The History Behind Halloween and Scary Movies
October 2021 Issue
Reel Corner by Donne Paine
The History Behind
Halloween and Scary Movies
On Halloween people shed reality and mark the holiday with costumes, decorations and parties. Creepy legends and characters have evolved based on real terrifying events.
Fear of Vampires: In the early 19th Century, before physicians were able to explain how infectious diseases were spread, hopeless villagers believed that those who perished preyed on the living family members. This fear took such root, it spurred a grim practice of digging up the dead and burning their internal organs to be sure the dead would not return.
Witches and Brooms: The evil, green-skinned witch flying on her magic broomstick may be a Halloween icon, but the actual history behind how witches came to be associated with this holiday dates back to 1451. The association between witches and brooms may have roots in a pagan fertility ritual, in which rural farmers would leap and dance astride poles, pitchforks, or brooms in the light of the full moon to encourage the growth of crops.
Haunted Houses: In the period leading up to the Great Depression, Halloween had become a time when young men could blow off steam and cause mischief. Rather than banning the holiday as some demanded, communities began organizing Halloween activities and tours of haunted houses to keep restless would-be pranksters occupied.
Jack-O-Lanterns and Stingy Jack: Pumpkins with ghoulish faces illuminated by candles are a sure sign of Halloween season. The practice of decorating Jack-o-lanterns originated in Ireland, where large turnips and potatoes served as early canvasses. The name Jack-o-Lantern comes from Irish folklore about a man named “Stingy Jack,” who according to legend, tricks the devil into paying for his drink. The devil takes revenge and sentences Jack to neither heaven nor hell, causing Jack to roam the earth for eternity with only a little piece of coal, which he places inside a turnip to guide him.

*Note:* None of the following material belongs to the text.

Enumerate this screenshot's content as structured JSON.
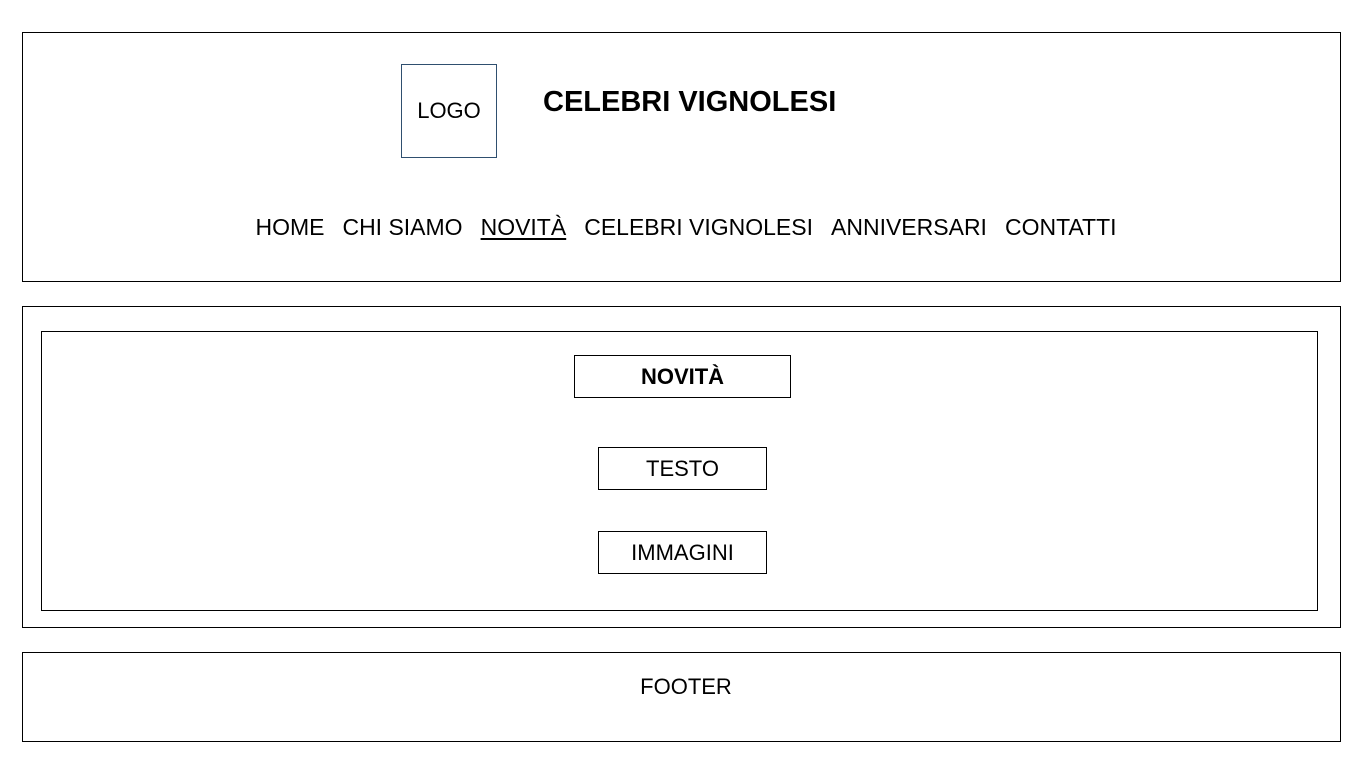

Halloween Costumes: By the 9th century, the influence of Christianity had spread into Celtic lands. In 1000 AD, the church created All Souls Day and claimed November 2 as the day to honor the dead. All Souls Day and the festival associated with it, known as Samhain, was celebrated with burning big bonfires, holding parades and dressing up in costumes as saints, both angels and devils. It was believed that on that day the souls of the dead returned to their homes, so bonfires and costumes were to ward off spirits. The All Souls Day celebration was also called All-hallows, and the night before it was All-hallows Eve, which eventually became known as Halloween.
Scary Movies Based on True Stories: There are nights when all we want to do is curl up and watch a horror movie. What makes a scary movie scarier is knowing that it is based on a true story. Here are a few films you may have missed that might be just the right fright for one of those nights.
• The Exorcist (1973) Based on a novel about the real life of a boy who was possessed by demons in 1949.
• The Texas Chain Saw Massacre (1974) Loosely based on America’s horrifying serial killer Ed Gein, who had nine human skin masks in his possession at the time of his arrest.
• A Nightmare on Elm Street (2010) Inspired by a group of Laotian refugees who died in the throes of a nightmare. Medical reports showed no evidence of anything wrong with them physically.
• Child’s Play (1988) The script was based on a nurse who allegedly put a voodoo curse on author Robert Otto, which transformed one of his childhood dolls into a nighttime menace.
• The Amityville Horror (2005) The movie is based on paranormal events and demonic forces that took place in 1975 at the new home of the Lutz family in the town of Amityville.
The Reel Corner is not a big fan of horror films but loves Halloween with its costumes, folklore, trick or treating and carving pumpkins. And hey, this year again we can get creative with those masks. Have fun…be safe.
References: www.history.com, www.wikipedia.com, www.imdb.com
Donne Paine, film enthusiast, once lived around the corner from the Orson Welles Theater in Cambridge Massachusetts, where her strong interest in films, especially independent ones, began. Supporter of the arts, especially films, she travels to local and national film festivals, including Sundance, Toronto and Tribeca. There is nothing like seeing a film on the big screen. She encourages film-goers to support Hilton Head local theaters; Coligny Theater, Park Plaza Theater and Northridge. To support her habit of frequent movie going, Donne is a travel medicine nurse consultant. See you at the movies!